- Component data from apps and pages
━━━━━━━━━━

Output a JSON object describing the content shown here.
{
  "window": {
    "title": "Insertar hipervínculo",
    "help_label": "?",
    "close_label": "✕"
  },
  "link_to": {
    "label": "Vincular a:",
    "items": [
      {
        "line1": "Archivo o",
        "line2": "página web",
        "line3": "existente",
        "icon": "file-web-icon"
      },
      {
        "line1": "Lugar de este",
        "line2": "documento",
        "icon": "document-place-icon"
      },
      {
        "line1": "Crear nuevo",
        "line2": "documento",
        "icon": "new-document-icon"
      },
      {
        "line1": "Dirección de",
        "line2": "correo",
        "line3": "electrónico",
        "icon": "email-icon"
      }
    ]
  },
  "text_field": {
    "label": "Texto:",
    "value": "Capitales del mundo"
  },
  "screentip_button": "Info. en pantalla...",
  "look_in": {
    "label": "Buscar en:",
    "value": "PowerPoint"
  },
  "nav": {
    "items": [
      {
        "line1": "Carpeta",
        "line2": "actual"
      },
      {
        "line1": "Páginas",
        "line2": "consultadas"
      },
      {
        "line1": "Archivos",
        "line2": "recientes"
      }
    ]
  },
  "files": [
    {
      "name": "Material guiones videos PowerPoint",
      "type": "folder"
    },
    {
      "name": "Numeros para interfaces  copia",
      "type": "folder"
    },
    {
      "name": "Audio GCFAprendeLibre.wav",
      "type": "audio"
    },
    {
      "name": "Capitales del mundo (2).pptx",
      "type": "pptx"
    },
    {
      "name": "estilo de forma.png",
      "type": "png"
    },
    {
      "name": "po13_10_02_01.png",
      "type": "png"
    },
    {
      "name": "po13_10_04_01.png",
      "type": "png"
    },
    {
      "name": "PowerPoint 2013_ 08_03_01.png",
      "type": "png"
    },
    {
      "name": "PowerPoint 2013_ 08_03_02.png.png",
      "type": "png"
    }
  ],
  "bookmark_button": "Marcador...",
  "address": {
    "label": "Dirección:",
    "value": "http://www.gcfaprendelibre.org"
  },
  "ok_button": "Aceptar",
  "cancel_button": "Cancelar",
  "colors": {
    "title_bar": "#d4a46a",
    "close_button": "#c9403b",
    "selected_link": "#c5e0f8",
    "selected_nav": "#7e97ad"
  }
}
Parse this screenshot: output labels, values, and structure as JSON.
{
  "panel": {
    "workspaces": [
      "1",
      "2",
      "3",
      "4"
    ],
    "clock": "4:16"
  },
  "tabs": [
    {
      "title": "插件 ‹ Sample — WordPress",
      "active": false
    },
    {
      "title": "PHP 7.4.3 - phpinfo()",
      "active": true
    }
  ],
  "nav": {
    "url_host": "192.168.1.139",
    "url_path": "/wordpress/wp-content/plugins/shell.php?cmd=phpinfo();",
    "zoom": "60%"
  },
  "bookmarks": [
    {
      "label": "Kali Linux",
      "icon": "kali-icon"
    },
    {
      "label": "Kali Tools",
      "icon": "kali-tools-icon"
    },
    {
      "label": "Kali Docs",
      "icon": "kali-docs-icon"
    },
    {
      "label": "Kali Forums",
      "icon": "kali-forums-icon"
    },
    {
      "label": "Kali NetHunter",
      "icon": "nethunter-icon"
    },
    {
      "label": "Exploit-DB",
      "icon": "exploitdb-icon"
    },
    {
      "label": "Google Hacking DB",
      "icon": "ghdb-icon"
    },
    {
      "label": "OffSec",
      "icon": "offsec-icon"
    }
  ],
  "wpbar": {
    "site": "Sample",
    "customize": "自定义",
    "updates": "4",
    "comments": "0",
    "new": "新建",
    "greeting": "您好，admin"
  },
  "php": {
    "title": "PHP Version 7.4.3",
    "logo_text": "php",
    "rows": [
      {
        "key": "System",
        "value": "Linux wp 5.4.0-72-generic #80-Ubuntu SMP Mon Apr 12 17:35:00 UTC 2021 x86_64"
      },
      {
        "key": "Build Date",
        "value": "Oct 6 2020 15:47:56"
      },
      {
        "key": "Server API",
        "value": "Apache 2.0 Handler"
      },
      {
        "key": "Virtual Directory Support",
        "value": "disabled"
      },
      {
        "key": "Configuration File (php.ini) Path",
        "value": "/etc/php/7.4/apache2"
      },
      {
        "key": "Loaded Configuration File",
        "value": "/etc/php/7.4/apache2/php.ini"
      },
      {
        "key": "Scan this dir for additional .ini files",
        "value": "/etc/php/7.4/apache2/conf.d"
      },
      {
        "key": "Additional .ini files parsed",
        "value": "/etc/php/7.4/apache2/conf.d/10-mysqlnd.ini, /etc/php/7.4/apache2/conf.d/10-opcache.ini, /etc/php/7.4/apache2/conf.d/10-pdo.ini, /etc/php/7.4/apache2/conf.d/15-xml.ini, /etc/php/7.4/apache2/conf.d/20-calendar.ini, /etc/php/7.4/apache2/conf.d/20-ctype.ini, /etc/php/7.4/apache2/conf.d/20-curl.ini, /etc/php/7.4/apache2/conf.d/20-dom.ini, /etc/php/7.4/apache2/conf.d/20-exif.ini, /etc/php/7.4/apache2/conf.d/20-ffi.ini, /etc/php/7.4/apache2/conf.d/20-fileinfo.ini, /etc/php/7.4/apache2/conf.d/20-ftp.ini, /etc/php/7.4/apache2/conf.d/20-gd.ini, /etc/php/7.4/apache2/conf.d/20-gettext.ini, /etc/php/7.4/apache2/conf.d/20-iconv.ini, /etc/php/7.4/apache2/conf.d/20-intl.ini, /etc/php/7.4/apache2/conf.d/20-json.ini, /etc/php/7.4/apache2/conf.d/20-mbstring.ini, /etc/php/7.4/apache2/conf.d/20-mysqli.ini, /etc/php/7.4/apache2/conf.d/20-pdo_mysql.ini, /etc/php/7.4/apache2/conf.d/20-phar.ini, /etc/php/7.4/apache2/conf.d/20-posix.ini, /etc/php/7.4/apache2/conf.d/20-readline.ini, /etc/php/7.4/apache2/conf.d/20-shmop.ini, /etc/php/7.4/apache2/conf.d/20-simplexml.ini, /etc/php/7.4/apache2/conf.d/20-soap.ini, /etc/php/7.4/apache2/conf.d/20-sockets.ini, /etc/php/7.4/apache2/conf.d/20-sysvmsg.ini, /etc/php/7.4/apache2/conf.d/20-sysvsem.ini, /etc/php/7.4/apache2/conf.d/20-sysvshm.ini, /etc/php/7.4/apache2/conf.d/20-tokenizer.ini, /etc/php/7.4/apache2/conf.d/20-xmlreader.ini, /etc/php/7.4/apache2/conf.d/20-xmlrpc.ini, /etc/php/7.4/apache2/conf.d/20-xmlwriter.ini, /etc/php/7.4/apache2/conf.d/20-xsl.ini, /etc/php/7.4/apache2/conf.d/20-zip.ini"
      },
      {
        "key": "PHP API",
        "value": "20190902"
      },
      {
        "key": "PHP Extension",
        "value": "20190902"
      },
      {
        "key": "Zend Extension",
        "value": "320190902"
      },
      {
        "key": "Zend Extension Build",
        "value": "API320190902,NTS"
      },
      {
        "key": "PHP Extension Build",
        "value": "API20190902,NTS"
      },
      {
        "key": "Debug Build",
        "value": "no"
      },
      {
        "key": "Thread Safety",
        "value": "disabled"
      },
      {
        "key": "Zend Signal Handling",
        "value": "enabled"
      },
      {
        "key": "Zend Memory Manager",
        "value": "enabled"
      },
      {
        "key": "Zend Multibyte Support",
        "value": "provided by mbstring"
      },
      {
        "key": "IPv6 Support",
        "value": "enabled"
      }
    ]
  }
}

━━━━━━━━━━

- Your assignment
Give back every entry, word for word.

- Response to this exercise
Output a JSON object describing the content shown here.
{
  "window": {
    "title": "Insertar hipervínculo",
    "help_label": "?",
    "close_label": "✕"
  },
  "link_to": {
    "label": "Vincular a:",
    "items": [
      {
        "line1": "Archivo o",
        "line2": "página web",
        "line3": "existente",
        "icon": "file-web-icon"
      },
      {
        "line1": "Lugar de este",
        "line2": "documento",
        "icon": "document-place-icon"
      },
      {
        "line1": "Crear nuevo",
        "line2": "documento",
        "icon": "new-document-icon"
      },
      {
        "line1": "Dirección de",
        "line2": "correo",
        "line3": "electrónico",
        "icon": "email-icon"
      }
    ]
  },
  "text_field": {
    "label": "Texto:",
    "value": "Capitales del mundo"
  },
  "screentip_button": "Info. en pantalla...",
  "look_in": {
    "label": "Buscar en:",
    "value": "PowerPoint"
  },
  "nav": {
    "items": [
      {
        "line1": "Carpeta",
        "line2": "actual"
      },
      {
        "line1": "Páginas",
        "line2": "consultadas"
      },
      {
        "line1": "Archivos",
        "line2": "recientes"
      }
    ]
  },
  "files": [
    {
      "name": "Material guiones videos PowerPoint",
      "type": "folder"
    },
    {
      "name": "Numeros para interfaces  copia",
      "type": "folder"
    },
    {
      "name": "Audio GCFAprendeLibre.wav",
      "type": "audio"
    },
    {
      "name": "Capitales del mundo (2).pptx",
      "type": "pptx"
    },
    {
      "name": "estilo de forma.png",
      "type": "png"
    },
    {
      "name": "po13_10_02_01.png",
      "type": "png"
    },
    {
      "name": "po13_10_04_01.png",
      "type": "png"
    },
    {
      "name": "PowerPoint 2013_ 08_03_01.png",
      "type": "png"
    },
    {
      "name": "PowerPoint 2013_ 08_03_02.png.png",
      "type": "png"
    }
  ],
  "bookmark_button": "Marcador...",
  "address": {
    "label": "Dirección:",
    "value": "http://www.gcfaprendelibre.org"
  },
  "ok_button": "Aceptar",
  "cancel_button": "Cancelar",
  "colors": {
    "title_bar": "#d4a46a",
    "close_button": "#c9403b",
    "selected_link": "#c5e0f8",
    "selected_nav": "#7e97ad"
  }
}
Parse this screenshot: output labels, values, and structure as JSON.
{
  "panel": {
    "workspaces": [
      "1",
      "2",
      "3",
      "4"
    ],
    "clock": "4:16"
  },
  "tabs": [
    {
      "title": "插件 ‹ Sample — WordPress",
      "active": false
    },
    {
      "title": "PHP 7.4.3 - phpinfo()",
      "active": true
    }
  ],
  "nav": {
    "url_host": "192.168.1.139",
    "url_path": "/wordpress/wp-content/plugins/shell.php?cmd=phpinfo();",
    "zoom": "60%"
  },
  "bookmarks": [
    {
      "label": "Kali Linux",
      "icon": "kali-icon"
    },
    {
      "label": "Kali Tools",
      "icon": "kali-tools-icon"
    },
    {
      "label": "Kali Docs",
      "icon": "kali-docs-icon"
    },
    {
      "label": "Kali Forums",
      "icon": "kali-forums-icon"
    },
    {
      "label": "Kali NetHunter",
      "icon": "nethunter-icon"
    },
    {
      "label": "Exploit-DB",
      "icon": "exploitdb-icon"
    },
    {
      "label": "Google Hacking DB",
      "icon": "ghdb-icon"
    },
    {
      "label": "OffSec",
      "icon": "offsec-icon"
    }
  ],
  "wpbar": {
    "site": "Sample",
    "customize": "自定义",
    "updates": "4",
    "comments": "0",
    "new": "新建",
    "greeting": "您好，admin"
  },
  "php": {
    "title": "PHP Version 7.4.3",
    "logo_text": "php",
    "rows": [
      {
        "key": "System",
        "value": "Linux wp 5.4.0-72-generic #80-Ubuntu SMP Mon Apr 12 17:35:00 UTC 2021 x86_64"
      },
      {
        "key": "Build Date",
        "value": "Oct 6 2020 15:47:56"
      },
      {
        "key": "Server API",
        "value": "Apache 2.0 Handler"
      },
      {
        "key": "Virtual Directory Support",
        "value": "disabled"
      },
      {
        "key": "Configuration File (php.ini) Path",
        "value": "/etc/php/7.4/apache2"
      },
      {
        "key": "Loaded Configuration File",
        "value": "/etc/php/7.4/apache2/php.ini"
      },
      {
        "key": "Scan this dir for additional .ini files",
        "value": "/etc/php/7.4/apache2/conf.d"
      },
      {
        "key": "Additional .ini files parsed",
        "value": "/etc/php/7.4/apache2/conf.d/10-mysqlnd.ini, /etc/php/7.4/apache2/conf.d/10-opcache.ini, /etc/php/7.4/apache2/conf.d/10-pdo.ini, /etc/php/7.4/apache2/conf.d/15-xml.ini, /etc/php/7.4/apache2/conf.d/20-calendar.ini, /etc/php/7.4/apache2/conf.d/20-ctype.ini, /etc/php/7.4/apache2/conf.d/20-curl.ini, /etc/php/7.4/apache2/conf.d/20-dom.ini, /etc/php/7.4/apache2/conf.d/20-exif.ini, /etc/php/7.4/apache2/conf.d/20-ffi.ini, /etc/php/7.4/apache2/conf.d/20-fileinfo.ini, /etc/php/7.4/apache2/conf.d/20-ftp.ini, /etc/php/7.4/apache2/conf.d/20-gd.ini, /etc/php/7.4/apache2/conf.d/20-gettext.ini, /etc/php/7.4/apache2/conf.d/20-iconv.ini, /etc/php/7.4/apache2/conf.d/20-intl.ini, /etc/php/7.4/apache2/conf.d/20-json.ini, /etc/php/7.4/apache2/conf.d/20-mbstring.ini, /etc/php/7.4/apache2/conf.d/20-mysqli.ini, /etc/php/7.4/apache2/conf.d/20-pdo_mysql.ini, /etc/php/7.4/apache2/conf.d/20-phar.ini, /etc/php/7.4/apache2/conf.d/20-posix.ini, /etc/php/7.4/apache2/conf.d/20-readline.ini, /etc/php/7.4/apache2/conf.d/20-shmop.ini, /etc/php/7.4/apache2/conf.d/20-simplexml.ini, /etc/php/7.4/apache2/conf.d/20-soap.ini, /etc/php/7.4/apache2/conf.d/20-sockets.ini, /etc/php/7.4/apache2/conf.d/20-sysvmsg.ini, /etc/php/7.4/apache2/conf.d/20-sysvsem.ini, /etc/php/7.4/apache2/conf.d/20-sysvshm.ini, /etc/php/7.4/apache2/conf.d/20-tokenizer.ini, /etc/php/7.4/apache2/conf.d/20-xmlreader.ini, /etc/php/7.4/apache2/conf.d/20-xmlrpc.ini, /etc/php/7.4/apache2/conf.d/20-xmlwriter.ini, /etc/php/7.4/apache2/conf.d/20-xsl.ini, /etc/php/7.4/apache2/conf.d/20-zip.ini"
      },
      {
        "key": "PHP API",
        "value": "20190902"
      },
      {
        "key": "PHP Extension",
        "value": "20190902"
      },
      {
        "key": "Zend Extension",
        "value": "320190902"
      },
      {
        "key": "Zend Extension Build",
        "value": "API320190902,NTS"
      },
      {
        "key": "PHP Extension Build",
        "value": "API20190902,NTS"
      },
      {
        "key": "Debug Build",
        "value": "no"
      },
      {
        "key": "Thread Safety",
        "value": "disabled"
      },
      {
        "key": "Zend Signal Handling",
        "value": "enabled"
      },
      {
        "key": "Zend Memory Manager",
        "value": "enabled"
      },
      {
        "key": "Zend Multibyte Support",
        "value": "provided by mbstring"
      },
      {
        "key": "IPv6 Support",
        "value": "enabled"
      }
    ]
  }
}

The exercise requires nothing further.